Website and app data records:
·····

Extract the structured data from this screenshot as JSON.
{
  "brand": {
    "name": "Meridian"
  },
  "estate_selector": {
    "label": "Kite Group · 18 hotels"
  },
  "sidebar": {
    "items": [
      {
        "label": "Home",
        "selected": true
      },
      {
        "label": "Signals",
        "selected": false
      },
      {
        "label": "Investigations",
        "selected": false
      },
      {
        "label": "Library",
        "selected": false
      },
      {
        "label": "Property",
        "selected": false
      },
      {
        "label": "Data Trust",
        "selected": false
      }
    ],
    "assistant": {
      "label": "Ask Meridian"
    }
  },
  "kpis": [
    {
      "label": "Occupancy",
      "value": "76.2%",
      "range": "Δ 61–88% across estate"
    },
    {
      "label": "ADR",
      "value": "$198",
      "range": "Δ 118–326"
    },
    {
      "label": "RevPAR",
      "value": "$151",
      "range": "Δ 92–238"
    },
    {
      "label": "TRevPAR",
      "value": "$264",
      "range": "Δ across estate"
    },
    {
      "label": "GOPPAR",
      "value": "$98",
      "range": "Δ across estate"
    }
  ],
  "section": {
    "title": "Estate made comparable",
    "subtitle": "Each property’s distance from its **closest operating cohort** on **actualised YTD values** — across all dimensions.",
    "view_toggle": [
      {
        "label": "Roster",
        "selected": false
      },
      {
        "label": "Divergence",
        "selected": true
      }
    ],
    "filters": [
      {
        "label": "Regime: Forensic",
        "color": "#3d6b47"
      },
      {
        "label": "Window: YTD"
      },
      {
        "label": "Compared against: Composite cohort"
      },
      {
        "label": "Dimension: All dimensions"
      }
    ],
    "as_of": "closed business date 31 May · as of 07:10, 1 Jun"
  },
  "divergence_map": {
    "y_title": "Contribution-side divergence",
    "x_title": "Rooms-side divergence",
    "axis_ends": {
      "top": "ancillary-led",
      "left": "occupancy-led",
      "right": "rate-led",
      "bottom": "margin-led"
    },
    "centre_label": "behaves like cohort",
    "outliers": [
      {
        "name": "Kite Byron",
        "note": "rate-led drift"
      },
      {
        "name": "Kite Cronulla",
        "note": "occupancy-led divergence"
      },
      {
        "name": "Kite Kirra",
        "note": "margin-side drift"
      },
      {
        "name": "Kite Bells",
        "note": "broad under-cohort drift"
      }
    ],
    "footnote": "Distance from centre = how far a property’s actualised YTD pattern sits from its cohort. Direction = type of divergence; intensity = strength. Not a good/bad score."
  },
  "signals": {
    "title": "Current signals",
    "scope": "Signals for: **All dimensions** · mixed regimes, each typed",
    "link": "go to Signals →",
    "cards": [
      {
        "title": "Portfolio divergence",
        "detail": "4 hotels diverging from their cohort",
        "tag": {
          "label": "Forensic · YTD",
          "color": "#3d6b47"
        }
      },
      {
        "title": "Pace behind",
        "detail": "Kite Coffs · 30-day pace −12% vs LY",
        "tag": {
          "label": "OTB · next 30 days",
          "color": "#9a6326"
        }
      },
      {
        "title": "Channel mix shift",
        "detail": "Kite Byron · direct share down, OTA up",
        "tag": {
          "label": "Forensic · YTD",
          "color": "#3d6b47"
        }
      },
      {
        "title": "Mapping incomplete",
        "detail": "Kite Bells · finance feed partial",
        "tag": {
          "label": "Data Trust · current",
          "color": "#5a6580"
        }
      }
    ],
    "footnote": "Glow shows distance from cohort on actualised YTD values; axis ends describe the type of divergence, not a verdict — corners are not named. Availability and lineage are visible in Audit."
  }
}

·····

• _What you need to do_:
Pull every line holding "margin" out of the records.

• _Solution below_:
      "bottom": "margin-led"
        "note": "margin-side drift"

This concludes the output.